Today is Black Friday, the traditional start of the holiday shopping season and historically the busiest shopping day of the year. If the idea of battling frenzied crowds for the latest must-have doo-dad makes you want to pull the covers over your head and never come out, we have an idea for you – make your own gifts! You’ll get to stay home, avoid the clogged streets, and maybe even learn a new skill. And nothing says you care like a homemade present! Here are a few recent titles to inspire you:
Terrariums are among some of the easiest, quickest and cheapest crafts to make. Try it out yourself at our Holiday Craft workshop coming up next Thursday, November 29th at the Central Library, 5:30 pm (free and open to all while supplies last).
Take a Tin by Jemima Schlee
You’ve probably got a few tin cans lying around the house somewhere. Upcycle these ubiquitous household items into lamps, storage and other fun gifts. Continue reading “DIY Holidays: Crafty Gifts and Gifts of Food”
Ah, October . . . one of my favorite months of the year. Leaves are turning glorious shades of red, orange and gold, delicious wild mushrooms are abundant in the woods, and it’s finally cold enough to break out all my hand-knit scarves and hats. Plus October has the best holidays . . . Indigenous Peoples’ Day, National Grouch Day, Halloween and a month-long celebration of all things rock n’ roll . . . ROCKTOBER.
There are many ways one can pay homage to the gods and goddesses of rock during the month of Rocktober. You can blast Led Zeppelin’s “Immigrant Song” at full volume while cruising around town in your beat-up old van, a la Jack Black in School of Rock. You can watch This Is Spinal Tap for the eleventy-millionth time. You can belt out your most impassioned version of “Crazy on You” at karaoke night.
Or you could read one of these excellent recently published books in rock biography, history and criticism.
Uncommon People: The Rise and Fall of the Rock Stars by David Hepworth
British rock critic Hepworth’s book is an informative, entertaining and witty biography of the concept of the rock star, from its genesis in the 1950s to its decline in the 1990s. Each chapter highlights a different individual or group who contributed to rock star mythology, focusing on a pivotal moment in their career and its reverberations throughout the decades. Continue reading “Rocktober!”

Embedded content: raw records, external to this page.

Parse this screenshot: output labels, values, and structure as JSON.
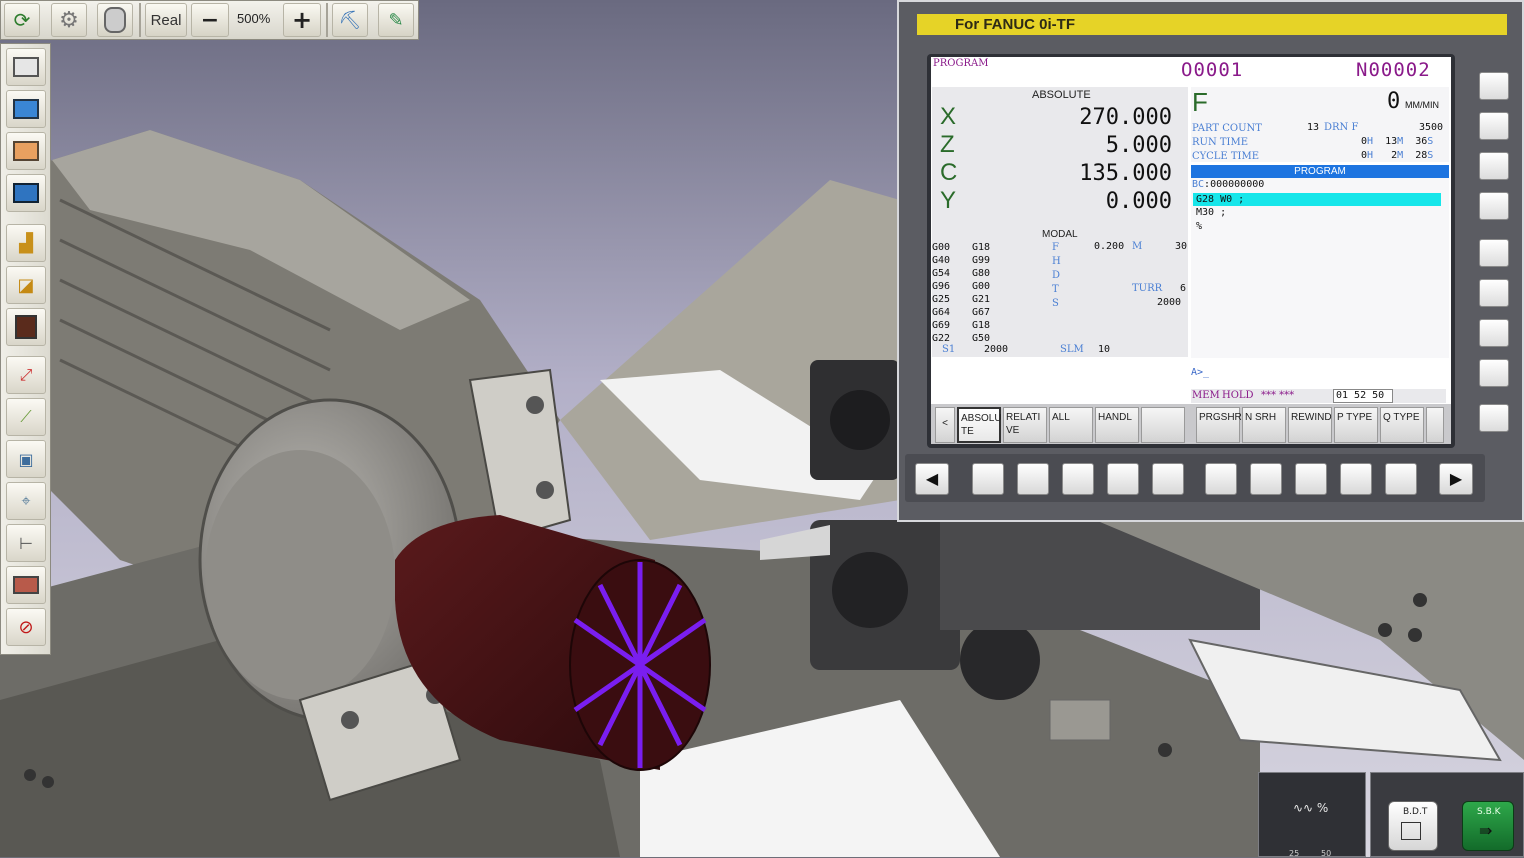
{
  "top_toolbar": {
    "mode_label": "Real",
    "minus_label": "−",
    "zoom": "500%",
    "plus_label": "+"
  },
  "fanuc": {
    "title": "For FANUC 0i-TF",
    "screen_label": "PROGRAM",
    "program_no": "O0001",
    "seq_no": "N00002",
    "absolute": {
      "heading": "ABSOLUTE",
      "axes": [
        {
          "name": "X",
          "value": "270.000"
        },
        {
          "name": "Z",
          "value": "5.000"
        },
        {
          "name": "C",
          "value": "135.000"
        },
        {
          "name": "Y",
          "value": "0.000"
        }
      ]
    },
    "feed": {
      "letter": "F",
      "value": "0",
      "unit": "MM/MIN",
      "part_count_label": "PART COUNT",
      "part_count": "13",
      "drn_label": "DRN F",
      "drn_value": "3500",
      "run_time_label": "RUN TIME",
      "run_h": "0",
      "run_h_u": "H",
      "run_m": "13",
      "run_m_u": "M",
      "run_s": "36",
      "run_s_u": "S",
      "cycle_time_label": "CYCLE TIME",
      "cyc_h": "0",
      "cyc_h_u": "H",
      "cyc_m": "2",
      "cyc_m_u": "M",
      "cyc_s": "28",
      "cyc_s_u": "S"
    },
    "program_panel": {
      "heading": "PROGRAM",
      "line0_prefix": "BC",
      "line0": ":000000000",
      "lines": [
        "G28 W0 ;",
        "M30 ;",
        "%"
      ]
    },
    "modal": {
      "heading": "MODAL",
      "gcodes": [
        [
          "G00",
          "G18"
        ],
        [
          "G40",
          "G99"
        ],
        [
          "G54",
          "G80"
        ],
        [
          "G96",
          "G00"
        ],
        [
          "G25",
          "G21"
        ],
        [
          "G64",
          "G67"
        ],
        [
          "G69",
          "G18"
        ],
        [
          "G22",
          "G50"
        ]
      ],
      "labels": [
        "F",
        "H",
        "D",
        "T",
        "S"
      ],
      "f_value": "0.200",
      "m_label": "M",
      "m_value": "30",
      "turr_label": "TURR",
      "turr_value": "6",
      "s_value": "2000",
      "s1_label": "S1",
      "s1_value": "2000",
      "slm_label": "SLM",
      "slm_value": "10"
    },
    "input_prompt": "A>_",
    "status": {
      "mode": "MEM",
      "state": "HOLD",
      "stars": "*** ***",
      "time": "01 52 50"
    },
    "softkeys_left": [
      "<",
      "ABSOLU\nTE",
      "RELATI\nVE",
      "ALL",
      "HANDL",
      ""
    ],
    "softkeys_right": [
      "PRGSHR",
      "N SRH",
      "REWIND",
      "P TYPE",
      "Q TYPE",
      ""
    ],
    "nav_left": "◀",
    "nav_right": "▶"
  },
  "bottom": {
    "feed_symbol": "∿∿ %",
    "feed_scale_a": "25",
    "feed_scale_b": "50",
    "bdt_label": "B.D.T",
    "sbk_label": "S.B.K"
  }
}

Seattle Repertory Theatre presents MAC BETH, adapted from Shakespeare’s play and directed by Erica Schmidt, from May 18 to June 17, 2018. Librarians at Seattle Public Library created this list of books, music and films to enhance your experience of the show.
In MAC BETH, playwright/director Erica Schmidt reimagines Shakespeare’s classic tale of intrigue and poisonous ambition with an all-female cast, as seven young women gather after school to retell the story of Macbeth. Here are a few other books that reframe the story with a focus on female characters and perspectives. Continue reading “Seattle Rep’s MAC BETH: Beyond the Theatre”
The Seattle Public Library is partnering with the Seward Park Audubon Center for Bird Week, April 23-30, in celebration of the center’s 10th anniversary and the National Audubon Society’s 2018 Year of the Bird.
Long before Portlandia made it a meme, artists and craftspeople have been adorning their work with birds. One of the earliest known artworks is a 30,000 year-old sculpture of a water bird carved from a mammoth tusk. By the time John James Audubon began painting his famous Birds of America in the early 19th century, birds had been the subject of paintings, sculptures, weavings, jewelry and many other art forms for millennia.
You too can join this hallowed artistic tradition and celebrate Bird Week by creating your very own bird-centric art pieces Continue reading “Bird Week: Put a Bird On It!”
Book-It Repertory Theatre presents THE BRIEF WONDROUS LIFE OF OSCAR WAO by Junot Díaz, adapted and directed by Elise Thoron, from April 19 to May 6, 2018. Librarians at Seattle Public Library created this resource list of books, music and films to enhance your experience of the show.
The history and culture of the Dominican Republic loom large in Junot Díaz’s Pulitzer-prize-winning novel The Brief Wondrous Life of Oscar Wao, about a sweet, awkward and ultimately doomed Dominican geek growing up in New Jersey and his family’s trials in Santo Domingo and the United States.
Many Americans know little about this small but densely populated Caribbean nation and the complex, multifaceted heritage of its people. Here are a few titles in the Library’s collection that will help you learn more about Dominican history, culture and identity and get prepared to see THE BRIEF WONDROUS LIFE OF OSCAR WAO at Book-It Repertory Theatre. Continue reading “Book-It’s THE BRIEF WONDROUS LIFE OF OSCAR WAO: Beyond the Theatre”